▶ _Required action_: Your task is to write out the full listing once more, exactly.

:::::

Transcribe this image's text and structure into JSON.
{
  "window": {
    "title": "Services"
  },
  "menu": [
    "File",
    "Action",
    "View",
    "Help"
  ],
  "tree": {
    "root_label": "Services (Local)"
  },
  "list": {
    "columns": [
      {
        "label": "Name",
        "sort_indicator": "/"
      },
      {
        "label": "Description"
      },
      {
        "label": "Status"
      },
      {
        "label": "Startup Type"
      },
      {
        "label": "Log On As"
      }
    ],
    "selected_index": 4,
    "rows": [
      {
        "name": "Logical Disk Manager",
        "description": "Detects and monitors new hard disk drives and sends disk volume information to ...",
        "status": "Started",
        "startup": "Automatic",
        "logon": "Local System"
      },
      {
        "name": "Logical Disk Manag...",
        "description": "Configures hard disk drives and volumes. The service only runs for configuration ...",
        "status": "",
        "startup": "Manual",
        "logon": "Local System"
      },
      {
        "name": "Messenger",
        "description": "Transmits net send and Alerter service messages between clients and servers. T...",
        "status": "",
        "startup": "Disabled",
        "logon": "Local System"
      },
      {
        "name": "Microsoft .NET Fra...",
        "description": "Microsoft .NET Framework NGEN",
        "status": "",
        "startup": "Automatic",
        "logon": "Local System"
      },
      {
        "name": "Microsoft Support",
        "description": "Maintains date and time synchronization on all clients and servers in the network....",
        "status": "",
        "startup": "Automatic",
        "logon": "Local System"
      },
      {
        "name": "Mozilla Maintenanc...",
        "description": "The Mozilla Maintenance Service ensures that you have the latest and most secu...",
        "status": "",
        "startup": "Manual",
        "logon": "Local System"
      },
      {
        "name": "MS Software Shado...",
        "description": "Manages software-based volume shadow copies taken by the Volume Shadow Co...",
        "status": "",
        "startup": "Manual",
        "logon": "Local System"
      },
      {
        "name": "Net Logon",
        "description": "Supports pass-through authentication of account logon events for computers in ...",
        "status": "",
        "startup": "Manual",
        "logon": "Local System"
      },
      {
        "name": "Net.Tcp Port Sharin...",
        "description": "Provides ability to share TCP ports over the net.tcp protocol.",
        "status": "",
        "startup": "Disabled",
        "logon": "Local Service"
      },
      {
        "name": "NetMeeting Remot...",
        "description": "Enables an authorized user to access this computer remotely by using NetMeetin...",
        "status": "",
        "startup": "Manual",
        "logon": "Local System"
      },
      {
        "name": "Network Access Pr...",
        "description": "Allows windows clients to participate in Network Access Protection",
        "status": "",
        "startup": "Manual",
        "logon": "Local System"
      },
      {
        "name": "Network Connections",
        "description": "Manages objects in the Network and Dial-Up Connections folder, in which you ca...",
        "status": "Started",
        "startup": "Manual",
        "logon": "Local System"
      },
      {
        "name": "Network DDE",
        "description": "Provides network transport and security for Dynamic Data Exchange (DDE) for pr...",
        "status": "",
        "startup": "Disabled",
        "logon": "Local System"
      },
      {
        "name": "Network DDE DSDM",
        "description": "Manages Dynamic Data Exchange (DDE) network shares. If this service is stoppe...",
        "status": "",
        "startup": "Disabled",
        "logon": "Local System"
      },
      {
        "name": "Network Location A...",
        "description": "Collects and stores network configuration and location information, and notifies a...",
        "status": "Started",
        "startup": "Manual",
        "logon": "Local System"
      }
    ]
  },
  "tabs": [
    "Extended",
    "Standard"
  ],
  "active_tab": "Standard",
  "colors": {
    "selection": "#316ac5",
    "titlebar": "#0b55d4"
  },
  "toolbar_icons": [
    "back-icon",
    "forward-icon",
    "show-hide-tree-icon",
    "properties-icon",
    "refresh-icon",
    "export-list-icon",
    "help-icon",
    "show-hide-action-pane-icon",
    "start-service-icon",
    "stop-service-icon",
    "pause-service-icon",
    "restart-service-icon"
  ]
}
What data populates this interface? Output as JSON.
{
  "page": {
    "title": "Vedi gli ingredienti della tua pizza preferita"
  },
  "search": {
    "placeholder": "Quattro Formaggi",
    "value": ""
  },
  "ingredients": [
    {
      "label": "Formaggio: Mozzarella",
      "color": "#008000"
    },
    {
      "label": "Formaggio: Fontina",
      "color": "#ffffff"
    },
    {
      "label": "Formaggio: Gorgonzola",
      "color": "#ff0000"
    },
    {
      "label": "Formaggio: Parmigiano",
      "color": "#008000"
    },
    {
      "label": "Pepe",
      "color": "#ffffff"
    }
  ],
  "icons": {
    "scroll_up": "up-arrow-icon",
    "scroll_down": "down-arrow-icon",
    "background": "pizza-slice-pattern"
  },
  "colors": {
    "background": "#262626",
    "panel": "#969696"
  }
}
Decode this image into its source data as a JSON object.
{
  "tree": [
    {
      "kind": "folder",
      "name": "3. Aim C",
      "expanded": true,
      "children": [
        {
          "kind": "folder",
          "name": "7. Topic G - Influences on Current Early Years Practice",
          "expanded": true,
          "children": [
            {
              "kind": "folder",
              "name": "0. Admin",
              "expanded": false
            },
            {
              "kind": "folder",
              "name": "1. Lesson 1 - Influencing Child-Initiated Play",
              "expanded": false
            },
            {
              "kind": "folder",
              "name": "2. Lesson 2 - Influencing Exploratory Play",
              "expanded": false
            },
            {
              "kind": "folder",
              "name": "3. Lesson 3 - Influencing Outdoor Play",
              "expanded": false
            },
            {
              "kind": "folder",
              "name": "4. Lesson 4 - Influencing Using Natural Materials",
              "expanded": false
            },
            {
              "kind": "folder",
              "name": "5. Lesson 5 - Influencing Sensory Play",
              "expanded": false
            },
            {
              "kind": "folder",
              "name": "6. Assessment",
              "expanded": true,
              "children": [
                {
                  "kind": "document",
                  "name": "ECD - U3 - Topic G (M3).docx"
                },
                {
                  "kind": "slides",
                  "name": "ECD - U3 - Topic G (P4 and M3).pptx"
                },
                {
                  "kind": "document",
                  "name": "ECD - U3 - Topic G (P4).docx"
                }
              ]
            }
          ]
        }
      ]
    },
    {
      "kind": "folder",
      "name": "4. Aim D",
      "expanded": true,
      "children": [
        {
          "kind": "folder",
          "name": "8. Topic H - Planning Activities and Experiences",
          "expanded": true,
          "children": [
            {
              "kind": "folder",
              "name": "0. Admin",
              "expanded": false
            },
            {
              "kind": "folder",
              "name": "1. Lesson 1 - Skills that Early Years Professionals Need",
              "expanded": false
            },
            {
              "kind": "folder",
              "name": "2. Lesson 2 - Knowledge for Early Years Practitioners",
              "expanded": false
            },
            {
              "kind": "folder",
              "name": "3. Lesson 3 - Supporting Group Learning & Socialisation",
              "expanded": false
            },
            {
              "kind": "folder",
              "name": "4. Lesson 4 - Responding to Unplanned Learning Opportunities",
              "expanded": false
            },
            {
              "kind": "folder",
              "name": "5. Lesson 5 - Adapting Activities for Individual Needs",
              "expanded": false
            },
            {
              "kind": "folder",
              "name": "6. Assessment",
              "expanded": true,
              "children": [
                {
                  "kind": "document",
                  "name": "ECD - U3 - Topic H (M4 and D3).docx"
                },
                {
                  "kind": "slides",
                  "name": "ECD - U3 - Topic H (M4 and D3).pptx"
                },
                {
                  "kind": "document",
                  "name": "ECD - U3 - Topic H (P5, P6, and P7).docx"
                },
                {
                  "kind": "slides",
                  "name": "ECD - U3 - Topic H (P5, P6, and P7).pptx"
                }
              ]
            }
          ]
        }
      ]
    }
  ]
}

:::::

▶ _Written solution_:
Transcribe this image's text and structure into JSON.
{
  "window": {
    "title": "Services"
  },
  "menu": [
    "File",
    "Action",
    "View",
    "Help"
  ],
  "tree": {
    "root_label": "Services (Local)"
  },
  "list": {
    "columns": [
      {
        "label": "Name",
        "sort_indicator": "/"
      },
      {
        "label": "Description"
      },
      {
        "label": "Status"
      },
      {
        "label": "Startup Type"
      },
      {
        "label": "Log On As"
      }
    ],
    "selected_index": 4,
    "rows": [
      {
        "name": "Logical Disk Manager",
        "description": "Detects and monitors new hard disk drives and sends disk volume information to ...",
        "status": "Started",
        "startup": "Automatic",
        "logon": "Local System"
      },
      {
        "name": "Logical Disk Manag...",
        "description": "Configures hard disk drives and volumes. The service only runs for configuration ...",
        "status": "",
        "startup": "Manual",
        "logon": "Local System"
      },
      {
        "name": "Messenger",
        "description": "Transmits net send and Alerter service messages between clients and servers. T...",
        "status": "",
        "startup": "Disabled",
        "logon": "Local System"
      },
      {
        "name": "Microsoft .NET Fra...",
        "description": "Microsoft .NET Framework NGEN",
        "status": "",
        "startup": "Automatic",
        "logon": "Local System"
      },
      {
        "name": "Microsoft Support",
        "description": "Maintains date and time synchronization on all clients and servers in the network....",
        "status": "",
        "startup": "Automatic",
        "logon": "Local System"
      },
      {
        "name": "Mozilla Maintenanc...",
        "description": "The Mozilla Maintenance Service ensures that you have the latest and most secu...",
        "status": "",
        "startup": "Manual",
        "logon": "Local System"
      },
      {
        "name": "MS Software Shado...",
        "description": "Manages software-based volume shadow copies taken by the Volume Shadow Co...",
        "status": "",
        "startup": "Manual",
        "logon": "Local System"
      },
      {
        "name": "Net Logon",
        "description": "Supports pass-through authentication of account logon events for computers in ...",
        "status": "",
        "startup": "Manual",
        "logon": "Local System"
      },
      {
        "name": "Net.Tcp Port Sharin...",
        "description": "Provides ability to share TCP ports over the net.tcp protocol.",
        "status": "",
        "startup": "Disabled",
        "logon": "Local Service"
      },
      {
        "name": "NetMeeting Remot...",
        "description": "Enables an authorized user to access this computer remotely by using NetMeetin...",
        "status": "",
        "startup": "Manual",
        "logon": "Local System"
      },
      {
        "name": "Network Access Pr...",
        "description": "Allows windows clients to participate in Network Access Protection",
        "status": "",
        "startup": "Manual",
        "logon": "Local System"
      },
      {
        "name": "Network Connections",
        "description": "Manages objects in the Network and Dial-Up Connections folder, in which you ca...",
        "status": "Started",
        "startup": "Manual",
        "logon": "Local System"
      },
      {
        "name": "Network DDE",
        "description": "Provides network transport and security for Dynamic Data Exchange (DDE) for pr...",
        "status": "",
        "startup": "Disabled",
        "logon": "Local System"
      },
      {
        "name": "Network DDE DSDM",
        "description": "Manages Dynamic Data Exchange (DDE) network shares. If this service is stoppe...",
        "status": "",
        "startup": "Disabled",
        "logon": "Local System"
      },
      {
        "name": "Network Location A...",
        "description": "Collects and stores network configuration and location information, and notifies a...",
        "status": "Started",
        "startup": "Manual",
        "logon": "Local System"
      }
    ]
  },
  "tabs": [
    "Extended",
    "Standard"
  ],
  "active_tab": "Standard",
  "colors": {
    "selection": "#316ac5",
    "titlebar": "#0b55d4"
  },
  "toolbar_icons": [
    "back-icon",
    "forward-icon",
    "show-hide-tree-icon",
    "properties-icon",
    "refresh-icon",
    "export-list-icon",
    "help-icon",
    "show-hide-action-pane-icon",
    "start-service-icon",
    "stop-service-icon",
    "pause-service-icon",
    "restart-service-icon"
  ]
}
What data populates this interface? Output as JSON.
{
  "page": {
    "title": "Vedi gli ingredienti della tua pizza preferita"
  },
  "search": {
    "placeholder": "Quattro Formaggi",
    "value": ""
  },
  "ingredients": [
    {
      "label": "Formaggio: Mozzarella",
      "color": "#008000"
    },
    {
      "label": "Formaggio: Fontina",
      "color": "#ffffff"
    },
    {
      "label": "Formaggio: Gorgonzola",
      "color": "#ff0000"
    },
    {
      "label": "Formaggio: Parmigiano",
      "color": "#008000"
    },
    {
      "label": "Pepe",
      "color": "#ffffff"
    }
  ],
  "icons": {
    "scroll_up": "up-arrow-icon",
    "scroll_down": "down-arrow-icon",
    "background": "pizza-slice-pattern"
  },
  "colors": {
    "background": "#262626",
    "panel": "#969696"
  }
}
Decode this image into its source data as a JSON object.
{
  "tree": [
    {
      "kind": "folder",
      "name": "3. Aim C",
      "expanded": true,
      "children": [
        {
          "kind": "folder",
          "name": "7. Topic G - Influences on Current Early Years Practice",
          "expanded": true,
          "children": [
            {
              "kind": "folder",
              "name": "0. Admin",
              "expanded": false
            },
            {
              "kind": "folder",
              "name": "1. Lesson 1 - Influencing Child-Initiated Play",
              "expanded": false
            },
            {
              "kind": "folder",
              "name": "2. Lesson 2 - Influencing Exploratory Play",
              "expanded": false
            },
            {
              "kind": "folder",
              "name": "3. Lesson 3 - Influencing Outdoor Play",
              "expanded": false
            },
            {
              "kind": "folder",
              "name": "4. Lesson 4 - Influencing Using Natural Materials",
              "expanded": false
            },
            {
              "kind": "folder",
              "name": "5. Lesson 5 - Influencing Sensory Play",
              "expanded": false
            },
            {
              "kind": "folder",
              "name": "6. Assessment",
              "expanded": true,
              "children": [
                {
                  "kind": "document",
                  "name": "ECD - U3 - Topic G (M3).docx"
                },
                {
                  "kind": "slides",
                  "name": "ECD - U3 - Topic G (P4 and M3).pptx"
                },
                {
                  "kind": "document",
                  "name": "ECD - U3 - Topic G (P4).docx"
                }
              ]
            }
          ]
        }
      ]
    },
    {
      "kind": "folder",
      "name": "4. Aim D",
      "expanded": true,
      "children": [
        {
          "kind": "folder",
          "name": "8. Topic H - Planning Activities and Experiences",
          "expanded": true,
          "children": [
            {
              "kind": "folder",
              "name": "0. Admin",
              "expanded": false
            },
            {
              "kind": "folder",
              "name": "1. Lesson 1 - Skills that Early Years Professionals Need",
              "expanded": false
            },
            {
              "kind": "folder",
              "name": "2. Lesson 2 - Knowledge for Early Years Practitioners",
              "expanded": false
            },
            {
              "kind": "folder",
              "name": "3. Lesson 3 - Supporting Group Learning & Socialisation",
              "expanded": false
            },
            {
              "kind": "folder",
              "name": "4. Lesson 4 - Responding to Unplanned Learning Opportunities",
              "expanded": false
            },
            {
              "kind": "folder",
              "name": "5. Lesson 5 - Adapting Activities for Individual Needs",
              "expanded": false
            },
            {
              "kind": "folder",
              "name": "6. Assessment",
              "expanded": true,
              "children": [
                {
                  "kind": "document",
                  "name": "ECD - U3 - Topic H (M4 and D3).docx"
                },
                {
                  "kind": "slides",
                  "name": "ECD - U3 - Topic H (M4 and D3).pptx"
                },
                {
                  "kind": "document",
                  "name": "ECD - U3 - Topic H (P5, P6, and P7).docx"
                },
                {
                  "kind": "slides",
                  "name": "ECD - U3 - Topic H (P5, P6, and P7).pptx"
                }
              ]
            }
          ]
        }
      ]
    }
  ]
}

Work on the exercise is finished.